Music Reviews
Falling Down a Mountain

Tindersticks Falling Down a Mountain

(4AD) Buy it from Insound Rating - 8/10

It can’t be easy; critically-lauded at the start of your career, then just a handful of years later, you’re largely ignored by the music press and almost considered a niche interest. What do you do, exactly? Do you just carry on doing what you were doing before, in the aim of finding whatever it was that propelled you to such lofty heights in the first place? Or do you change completely, hoping that your new-found direction will earn you some kudos for not resting on your laurels?

That’s been the dilemma facing Tindersticks since the late 20th Century, and it’s an extremely unfair position for them to be in. Almost victims of their own success, their opening trilogy of albums (self-titled releases in both 1993 and 1995, and 1997’s Curtains) were irresistible baroque chamber-pop, full of surprises and, unusually, never outstayed their welcome at over an hour. However, the world moved on and since Tindersticks didn’t see fit to re-invent the wheel, the world also largely lost interest. After Waiting for the Moon in 2003, they called it a day, only to return in 2008 with The Hungry Saw, but only half the original band.

History lesson over, what’s Falling Down a Mountain actually like? In a nutshell, it’s a triumph as well as being probably the least Tindersticks-esque (maybe that should be “Tindersticksian”?) album of their career. The core ingredients are still there: Stuart Staples’ polarising, treacle-rich baritone, beautifully haunting string arrangements and the pervading sense of disappointment and loss. However, add to this a willingness to diversify and be imaginative, and Tindersticks are once more extremely deserving of your time.

Take the title-track, for example, which also happens to be the album opener. Fractured percussion gives way to freeform-jazz saxophone and repeated chanting. While Tindersticks may be primarily known for their lush instrumentation, this is stark, spacious, primal and utterly thrilling. Keep You Beautiful is disarmingly gorgeous, creeping in barely noticed on a gossamer-thin riff; it’s warm, comforting and everything the title track isn’t, but equally affecting.

Keep You Beautiful would in fact fit perfectly on a film soundtrack - if you hear it on a montage of the female lead going about her day, it’s pretty clear it’s only a matter of time before our hero gets the girl. Once you’ve noticed how suited to cinema scores this track is, it’s difficult not to put most of this album as backing music to films that don’t even exist.
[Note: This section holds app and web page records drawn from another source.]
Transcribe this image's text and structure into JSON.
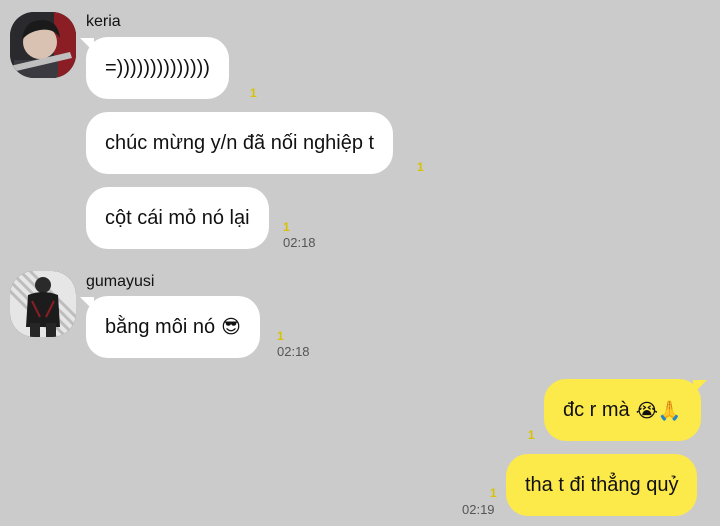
{
  "messages": {
    "keria": {
      "sender": "keria",
      "m1": "=))))))))))))))",
      "m1_unread": "1",
      "m2": "chúc mừng y/n đã nối nghiệp t",
      "m2_unread": "1",
      "m3": "cột cái mỏ nó lại",
      "m3_unread": "1",
      "m3_time": "02:18"
    },
    "gumayusi": {
      "sender": "gumayusi",
      "m1": "bằng môi nó",
      "m1_emoji": "😎",
      "m1_unread": "1",
      "m1_time": "02:18"
    },
    "me": {
      "m1": "đc r mà",
      "m1_emoji": "😭🙏",
      "m1_unread": "1",
      "m2": "tha t đi thẳng quỷ",
      "m2_unread": "1",
      "m2_time": "02:19"
    }
  },
  "colors": {
    "background": "#cbcbcb",
    "incoming_bubble": "#ffffff",
    "outgoing_bubble": "#fce94a",
    "unread_count": "#d8c200"
  }
}
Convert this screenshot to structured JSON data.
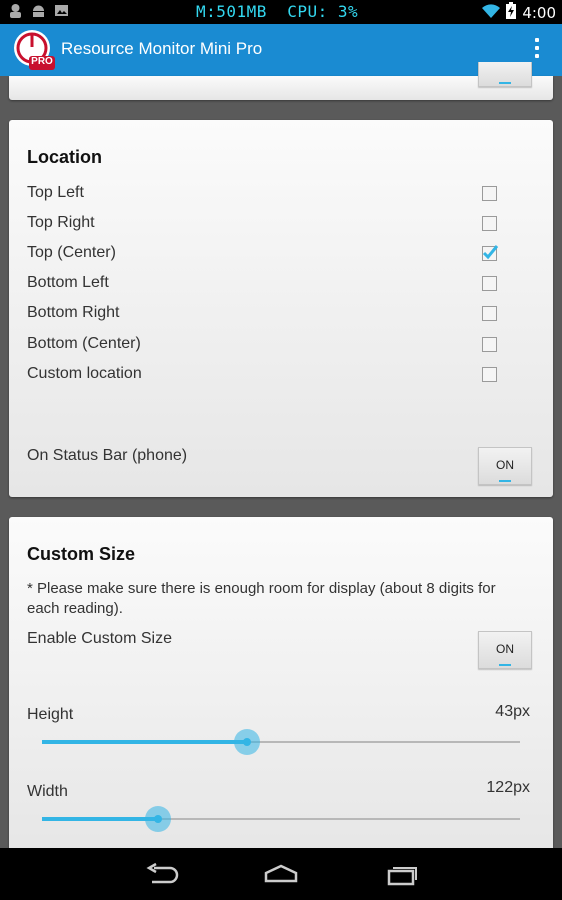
{
  "status_bar": {
    "monitor_text": "M:501MB  CPU: 3%",
    "time": "4:00"
  },
  "action_bar": {
    "title": "Resource Monitor Mini Pro",
    "app_icon_badge": "PRO",
    "accent_color": "#1a8bd2"
  },
  "top_card": {
    "icon": "partial-card"
  },
  "location": {
    "title": "Location",
    "options": [
      {
        "label": "Top Left",
        "checked": false
      },
      {
        "label": "Top Right",
        "checked": false
      },
      {
        "label": "Top (Center)",
        "checked": true
      },
      {
        "label": "Bottom Left",
        "checked": false
      },
      {
        "label": "Bottom Right",
        "checked": false
      },
      {
        "label": "Bottom (Center)",
        "checked": false
      },
      {
        "label": "Custom location",
        "checked": false
      }
    ],
    "status_bar_label": "On Status Bar (phone)",
    "status_bar_toggle": "ON"
  },
  "custom_size": {
    "title": "Custom Size",
    "note": "* Please make sure there is enough room for display (about 8 digits for each reading).",
    "enable_label": "Enable Custom Size",
    "enable_toggle": "ON",
    "height": {
      "label": "Height",
      "value_text": "43px",
      "fraction": 0.429
    },
    "width": {
      "label": "Width",
      "value_text": "122px",
      "fraction": 0.243
    }
  },
  "slider_color": "#33b5e5",
  "nav_bar": {
    "icons": [
      "back-icon",
      "home-icon",
      "recent-apps-icon"
    ]
  }
}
She Rode Me Down is coming soon to a spaghetti-Western near you (when the flute flutters in, it even sounds like Morricone’s The Good, The Bad, and The Ugly), Factory Girls is a tender, piano-heavy ballad that would be an ideal bed for a tale of success against the odds and the unexpected major chords of Hubbards Hills would compliment a tale of courage and redemption.
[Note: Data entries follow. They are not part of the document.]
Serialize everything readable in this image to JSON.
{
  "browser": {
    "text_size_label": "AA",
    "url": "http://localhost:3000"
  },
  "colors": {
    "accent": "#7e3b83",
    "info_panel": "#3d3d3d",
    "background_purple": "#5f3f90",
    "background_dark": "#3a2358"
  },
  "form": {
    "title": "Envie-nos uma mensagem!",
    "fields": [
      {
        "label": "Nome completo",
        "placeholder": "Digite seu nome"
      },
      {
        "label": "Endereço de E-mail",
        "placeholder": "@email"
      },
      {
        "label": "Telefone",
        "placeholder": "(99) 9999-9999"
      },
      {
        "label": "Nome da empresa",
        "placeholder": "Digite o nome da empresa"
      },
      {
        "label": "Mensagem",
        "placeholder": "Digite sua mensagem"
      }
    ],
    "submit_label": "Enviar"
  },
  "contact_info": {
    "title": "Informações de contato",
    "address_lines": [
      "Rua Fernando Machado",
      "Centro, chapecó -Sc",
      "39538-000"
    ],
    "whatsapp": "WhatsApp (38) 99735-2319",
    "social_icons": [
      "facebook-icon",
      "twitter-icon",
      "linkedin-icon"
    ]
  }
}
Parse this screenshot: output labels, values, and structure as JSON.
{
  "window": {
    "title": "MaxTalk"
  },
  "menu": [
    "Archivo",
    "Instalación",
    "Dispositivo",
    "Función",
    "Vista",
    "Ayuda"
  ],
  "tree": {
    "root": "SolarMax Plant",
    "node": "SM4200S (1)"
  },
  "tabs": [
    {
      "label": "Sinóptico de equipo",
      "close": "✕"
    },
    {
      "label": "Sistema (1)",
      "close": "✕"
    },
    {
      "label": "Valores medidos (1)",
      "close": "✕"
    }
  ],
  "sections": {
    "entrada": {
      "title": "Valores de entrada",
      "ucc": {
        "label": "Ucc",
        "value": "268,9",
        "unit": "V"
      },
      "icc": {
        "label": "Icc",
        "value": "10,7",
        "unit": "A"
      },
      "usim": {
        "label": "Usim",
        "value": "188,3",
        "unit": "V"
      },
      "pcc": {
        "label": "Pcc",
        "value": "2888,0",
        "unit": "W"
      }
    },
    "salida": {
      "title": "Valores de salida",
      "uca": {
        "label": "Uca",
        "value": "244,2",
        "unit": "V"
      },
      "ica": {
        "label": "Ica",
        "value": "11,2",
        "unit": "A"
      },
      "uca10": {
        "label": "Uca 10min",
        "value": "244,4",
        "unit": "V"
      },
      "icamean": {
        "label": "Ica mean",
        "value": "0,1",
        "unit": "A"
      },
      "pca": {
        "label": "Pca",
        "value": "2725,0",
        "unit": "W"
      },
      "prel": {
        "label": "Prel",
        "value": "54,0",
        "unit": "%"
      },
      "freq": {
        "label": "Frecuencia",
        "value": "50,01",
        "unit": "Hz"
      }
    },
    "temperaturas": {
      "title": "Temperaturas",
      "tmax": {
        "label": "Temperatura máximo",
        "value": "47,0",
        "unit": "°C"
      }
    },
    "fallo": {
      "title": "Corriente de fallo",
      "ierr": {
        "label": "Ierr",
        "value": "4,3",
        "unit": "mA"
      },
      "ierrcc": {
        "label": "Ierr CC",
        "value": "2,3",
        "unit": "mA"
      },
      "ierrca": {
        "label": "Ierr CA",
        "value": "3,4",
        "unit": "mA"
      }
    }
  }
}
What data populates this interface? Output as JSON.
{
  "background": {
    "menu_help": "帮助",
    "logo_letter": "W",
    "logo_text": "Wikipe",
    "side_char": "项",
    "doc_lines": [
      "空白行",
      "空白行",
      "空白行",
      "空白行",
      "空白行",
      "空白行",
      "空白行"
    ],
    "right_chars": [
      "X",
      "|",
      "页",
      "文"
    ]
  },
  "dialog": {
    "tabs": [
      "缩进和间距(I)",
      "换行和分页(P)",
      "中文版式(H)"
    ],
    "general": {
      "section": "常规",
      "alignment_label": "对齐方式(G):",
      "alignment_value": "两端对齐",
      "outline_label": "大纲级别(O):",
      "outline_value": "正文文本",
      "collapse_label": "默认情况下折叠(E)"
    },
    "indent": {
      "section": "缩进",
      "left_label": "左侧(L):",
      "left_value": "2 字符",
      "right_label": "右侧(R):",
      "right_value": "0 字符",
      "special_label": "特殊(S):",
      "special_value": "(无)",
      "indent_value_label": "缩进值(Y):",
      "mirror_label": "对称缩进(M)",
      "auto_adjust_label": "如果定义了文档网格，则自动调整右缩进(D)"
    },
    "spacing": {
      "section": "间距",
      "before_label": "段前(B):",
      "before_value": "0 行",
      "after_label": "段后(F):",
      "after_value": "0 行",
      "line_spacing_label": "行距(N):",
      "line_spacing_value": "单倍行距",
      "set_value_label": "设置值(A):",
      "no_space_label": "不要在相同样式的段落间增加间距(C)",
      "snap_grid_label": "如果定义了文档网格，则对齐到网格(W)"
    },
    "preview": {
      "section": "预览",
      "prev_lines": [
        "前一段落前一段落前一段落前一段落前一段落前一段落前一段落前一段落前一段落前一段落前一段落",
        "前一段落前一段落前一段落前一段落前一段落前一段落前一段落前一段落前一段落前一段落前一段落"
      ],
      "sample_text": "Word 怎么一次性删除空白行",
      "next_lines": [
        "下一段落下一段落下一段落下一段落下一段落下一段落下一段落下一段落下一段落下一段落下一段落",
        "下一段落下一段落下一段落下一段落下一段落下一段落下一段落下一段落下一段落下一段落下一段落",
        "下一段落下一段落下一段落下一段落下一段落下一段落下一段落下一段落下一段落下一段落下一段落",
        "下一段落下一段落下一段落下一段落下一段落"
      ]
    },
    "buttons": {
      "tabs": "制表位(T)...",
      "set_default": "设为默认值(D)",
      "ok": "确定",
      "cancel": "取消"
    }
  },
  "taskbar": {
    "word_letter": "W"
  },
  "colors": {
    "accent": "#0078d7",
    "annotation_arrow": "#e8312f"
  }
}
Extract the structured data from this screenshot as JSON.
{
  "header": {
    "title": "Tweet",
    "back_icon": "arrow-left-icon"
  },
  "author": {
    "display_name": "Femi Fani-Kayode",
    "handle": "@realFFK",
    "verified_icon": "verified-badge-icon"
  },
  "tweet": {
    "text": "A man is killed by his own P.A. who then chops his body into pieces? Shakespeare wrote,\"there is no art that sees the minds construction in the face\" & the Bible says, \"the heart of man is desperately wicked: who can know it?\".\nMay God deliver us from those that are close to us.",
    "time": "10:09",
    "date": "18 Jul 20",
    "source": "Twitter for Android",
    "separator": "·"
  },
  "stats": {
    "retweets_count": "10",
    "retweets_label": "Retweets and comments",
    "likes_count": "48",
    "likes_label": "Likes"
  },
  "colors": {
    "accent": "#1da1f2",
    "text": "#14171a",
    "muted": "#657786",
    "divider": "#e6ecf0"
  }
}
This may well be damning Falling Down a Mountain with faint praise. Tindersticks’ music has always been broad in scope with a cinematic feel, but it just seems here that they’re maturing into a more well-rounded band. No longer so heavily reliant on the dramatic brooding that characterised much of their early-90s work, they’re in danger of becoming national treasures on this form.

It’s not a complete win for the boys from Nottingham, unfortunately. Falling Down a Mountain is fairly Side-A heavy, with two or three of the later tracks disappointingly unremarkable, where only Stuart Staples’ smoky vocals carrying some non-descript arrangements. Despite this, it’s an extremely listenable record and definitely fit to stand aside their finest work. It’s an impressive achievement seeing as Falling Down a Mountain is album #8 of a career just shy of twenty years and a depressingly large proportion of bands are phoning it in by that point. With another album (a soundtrack to the upcoming White Material) due later in 2010, it appears Tindersticks have gained a second wind and have answered the questions posed above. Forget the press, forget the criticism and forget those who ignore you. When you make an album this good, you don’t need to care.